This paradigm was most aptly demonstrated when non-white feminists began to critique the very real ethnic power imbalances that existed in the discourse during the sixties and seventies. “Ethnicity,” including also faith and culture, was more or less fitted into the existing framework: the framework that was built on the white woman’s experience with and understanding of patriarchy. There was no real attempt to rethink the intellectual and historical foundations of the movement. Those thinkers, like Angela Y. Davis and bell hooks, who did attempt that reconceptualization, have gone into the shadows of academia, existing as mere footnotes at the end of feminist class syllabuses.
So, is the white woman the palette upon which the “colours” of all other women can be found and mixed, used interchangeably to create a beautiful “inclusive” portrait of something which is, in many respects, ugly? If we are all equal, why are some “of colour” while others have the privilege of a much shorter identity label?
I strongly believe that much of the feminist analysis on sex, sexual identities, capitalism, beauty, and gender deconstruction comprises a powerful tool, building ideas that require our consideration if we want to change our status-quo condition. I am not, however, foolish enough to believe in the universal applicability of these ideas here in North America (forget the rest of the world).
There is a real void within mainstream feminist discourse that has marginalized the very women whom it has allegedly sought to empower and “save.” Feminism is still very much a white woman’s movement and discipline; it has tokenized women it sees as “of colour” in its attempt to be more inclusive and universal. This is not progress: this is not equality. This is a kinder racism: unintentional, and really a part of an institutionalized mentality and epistemic history, but racism nevertheless.
What is required for feminism’s return to relevance is a complete reconsideration and questioning of the foundation it was built upon, one sustained by the white woman’s narrative on patriarchy. This reevaluation can potentially lead toward a more holistic feminism – hopefully rebranded as something for all men, women, and everyone beyond – that is based on an understanding that the experiences of all women with patriarchy vary.
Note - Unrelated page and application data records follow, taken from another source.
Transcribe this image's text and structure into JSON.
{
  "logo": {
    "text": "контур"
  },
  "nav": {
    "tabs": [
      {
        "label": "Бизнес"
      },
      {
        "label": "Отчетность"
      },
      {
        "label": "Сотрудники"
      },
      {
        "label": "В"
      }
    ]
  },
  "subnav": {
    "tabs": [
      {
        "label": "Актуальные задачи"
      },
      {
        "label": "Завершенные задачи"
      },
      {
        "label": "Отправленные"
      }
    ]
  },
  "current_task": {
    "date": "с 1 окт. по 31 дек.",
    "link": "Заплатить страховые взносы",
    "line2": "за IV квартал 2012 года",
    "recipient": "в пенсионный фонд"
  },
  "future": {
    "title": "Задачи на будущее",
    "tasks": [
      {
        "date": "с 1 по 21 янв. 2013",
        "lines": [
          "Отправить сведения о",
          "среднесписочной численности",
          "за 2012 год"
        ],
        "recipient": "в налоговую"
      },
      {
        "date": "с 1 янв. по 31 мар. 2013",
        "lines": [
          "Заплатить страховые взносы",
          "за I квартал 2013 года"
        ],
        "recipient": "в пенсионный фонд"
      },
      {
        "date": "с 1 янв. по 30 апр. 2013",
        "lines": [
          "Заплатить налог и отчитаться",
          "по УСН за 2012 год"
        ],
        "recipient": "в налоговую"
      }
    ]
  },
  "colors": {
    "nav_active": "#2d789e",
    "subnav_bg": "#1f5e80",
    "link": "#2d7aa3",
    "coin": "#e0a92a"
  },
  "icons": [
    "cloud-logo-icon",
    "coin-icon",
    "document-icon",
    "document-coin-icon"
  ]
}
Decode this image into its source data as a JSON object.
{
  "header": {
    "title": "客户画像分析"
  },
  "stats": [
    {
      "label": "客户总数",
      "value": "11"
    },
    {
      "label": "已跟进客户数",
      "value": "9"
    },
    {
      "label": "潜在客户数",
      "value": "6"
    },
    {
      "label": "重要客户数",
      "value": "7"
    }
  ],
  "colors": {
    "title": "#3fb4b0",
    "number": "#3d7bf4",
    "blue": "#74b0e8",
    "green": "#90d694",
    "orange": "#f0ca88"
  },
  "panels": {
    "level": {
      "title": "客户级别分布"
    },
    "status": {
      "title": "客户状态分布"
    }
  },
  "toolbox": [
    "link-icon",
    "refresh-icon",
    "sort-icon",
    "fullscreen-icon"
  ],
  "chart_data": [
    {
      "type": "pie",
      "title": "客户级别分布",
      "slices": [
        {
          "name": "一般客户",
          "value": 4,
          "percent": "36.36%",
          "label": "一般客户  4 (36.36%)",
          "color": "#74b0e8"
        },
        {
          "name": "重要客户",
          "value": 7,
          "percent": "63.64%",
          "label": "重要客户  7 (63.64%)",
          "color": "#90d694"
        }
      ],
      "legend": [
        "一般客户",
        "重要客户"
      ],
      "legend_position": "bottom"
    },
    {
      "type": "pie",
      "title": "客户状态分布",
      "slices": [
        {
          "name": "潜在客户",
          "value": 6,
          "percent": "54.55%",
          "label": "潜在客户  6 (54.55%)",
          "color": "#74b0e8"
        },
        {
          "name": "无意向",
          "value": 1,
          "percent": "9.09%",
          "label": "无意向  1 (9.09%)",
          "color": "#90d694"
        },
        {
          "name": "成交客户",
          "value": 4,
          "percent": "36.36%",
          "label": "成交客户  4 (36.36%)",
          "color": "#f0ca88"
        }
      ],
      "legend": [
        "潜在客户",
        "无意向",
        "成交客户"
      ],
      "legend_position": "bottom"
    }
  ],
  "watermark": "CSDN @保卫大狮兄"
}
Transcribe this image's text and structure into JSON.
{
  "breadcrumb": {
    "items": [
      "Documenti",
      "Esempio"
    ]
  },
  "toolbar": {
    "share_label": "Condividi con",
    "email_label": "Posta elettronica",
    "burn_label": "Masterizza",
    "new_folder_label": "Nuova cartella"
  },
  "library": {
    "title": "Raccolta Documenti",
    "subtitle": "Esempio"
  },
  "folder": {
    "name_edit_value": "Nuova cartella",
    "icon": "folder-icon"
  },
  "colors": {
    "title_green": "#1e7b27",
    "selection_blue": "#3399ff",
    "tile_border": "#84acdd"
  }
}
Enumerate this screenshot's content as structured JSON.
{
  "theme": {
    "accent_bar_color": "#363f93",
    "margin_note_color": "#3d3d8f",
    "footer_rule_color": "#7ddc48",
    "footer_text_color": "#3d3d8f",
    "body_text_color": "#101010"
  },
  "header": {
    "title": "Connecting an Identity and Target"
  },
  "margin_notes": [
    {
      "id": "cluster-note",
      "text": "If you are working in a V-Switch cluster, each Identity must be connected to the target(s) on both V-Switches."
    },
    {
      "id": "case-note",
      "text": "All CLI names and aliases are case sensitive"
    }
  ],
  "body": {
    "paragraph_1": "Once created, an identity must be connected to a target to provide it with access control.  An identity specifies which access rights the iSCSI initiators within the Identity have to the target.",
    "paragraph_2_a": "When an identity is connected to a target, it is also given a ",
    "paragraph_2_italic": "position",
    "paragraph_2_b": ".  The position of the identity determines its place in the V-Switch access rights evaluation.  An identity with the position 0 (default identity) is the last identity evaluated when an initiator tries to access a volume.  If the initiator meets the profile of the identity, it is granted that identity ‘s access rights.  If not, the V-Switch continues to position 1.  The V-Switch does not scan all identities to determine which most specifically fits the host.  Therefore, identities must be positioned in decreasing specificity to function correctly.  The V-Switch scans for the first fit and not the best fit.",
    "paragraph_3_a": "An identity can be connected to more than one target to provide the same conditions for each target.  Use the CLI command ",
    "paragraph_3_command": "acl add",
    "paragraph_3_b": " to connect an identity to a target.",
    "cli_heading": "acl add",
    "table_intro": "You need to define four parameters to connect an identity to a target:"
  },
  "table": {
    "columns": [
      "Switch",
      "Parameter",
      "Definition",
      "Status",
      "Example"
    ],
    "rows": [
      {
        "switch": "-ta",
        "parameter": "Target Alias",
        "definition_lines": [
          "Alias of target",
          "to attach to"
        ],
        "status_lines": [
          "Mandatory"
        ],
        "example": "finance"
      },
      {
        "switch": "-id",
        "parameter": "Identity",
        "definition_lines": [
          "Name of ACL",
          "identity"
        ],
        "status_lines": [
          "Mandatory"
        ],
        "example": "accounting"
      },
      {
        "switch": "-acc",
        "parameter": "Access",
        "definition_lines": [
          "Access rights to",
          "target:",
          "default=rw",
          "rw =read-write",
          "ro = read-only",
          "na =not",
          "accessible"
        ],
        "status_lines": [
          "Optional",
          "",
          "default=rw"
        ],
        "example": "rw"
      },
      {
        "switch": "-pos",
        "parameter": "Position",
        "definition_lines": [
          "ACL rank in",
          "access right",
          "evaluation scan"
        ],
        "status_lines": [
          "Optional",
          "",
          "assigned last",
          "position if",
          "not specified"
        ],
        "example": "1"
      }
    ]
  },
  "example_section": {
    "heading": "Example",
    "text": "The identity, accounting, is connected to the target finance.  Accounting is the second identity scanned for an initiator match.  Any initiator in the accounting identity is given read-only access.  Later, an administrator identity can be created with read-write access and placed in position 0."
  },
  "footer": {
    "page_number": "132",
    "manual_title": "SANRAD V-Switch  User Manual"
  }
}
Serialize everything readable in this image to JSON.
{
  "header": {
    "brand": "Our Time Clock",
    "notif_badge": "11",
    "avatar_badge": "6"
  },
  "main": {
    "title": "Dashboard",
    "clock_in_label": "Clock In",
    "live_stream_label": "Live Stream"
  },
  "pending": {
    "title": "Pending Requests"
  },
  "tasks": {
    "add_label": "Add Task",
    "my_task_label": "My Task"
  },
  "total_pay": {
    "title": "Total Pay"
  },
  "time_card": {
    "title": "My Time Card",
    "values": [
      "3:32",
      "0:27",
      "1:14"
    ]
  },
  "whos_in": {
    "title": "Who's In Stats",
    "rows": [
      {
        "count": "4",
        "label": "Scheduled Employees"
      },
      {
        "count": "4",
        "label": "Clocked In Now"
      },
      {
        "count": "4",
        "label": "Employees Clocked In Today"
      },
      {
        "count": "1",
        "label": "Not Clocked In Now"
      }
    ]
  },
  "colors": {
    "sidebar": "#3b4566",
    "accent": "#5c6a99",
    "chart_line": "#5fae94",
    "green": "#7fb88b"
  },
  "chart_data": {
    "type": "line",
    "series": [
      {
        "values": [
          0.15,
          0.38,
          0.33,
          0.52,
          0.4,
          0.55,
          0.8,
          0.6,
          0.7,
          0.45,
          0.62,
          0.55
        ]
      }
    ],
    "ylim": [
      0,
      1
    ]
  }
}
All women view and interact with “patriarchy” in different ways and more than lip-service recognition of this fact is required to transform feminism.
There should be no saving involved. There should be no brackets. There should not be two categories of women, if it is women about whom we speak. There should be realization, embracement, and battle. There should be real inclusivity – of cultures and ideas. Nothing fitted neatly into the existing crevices and cracks.
And there should be just Women. Period.
Published in the McGill Daily in January 2010.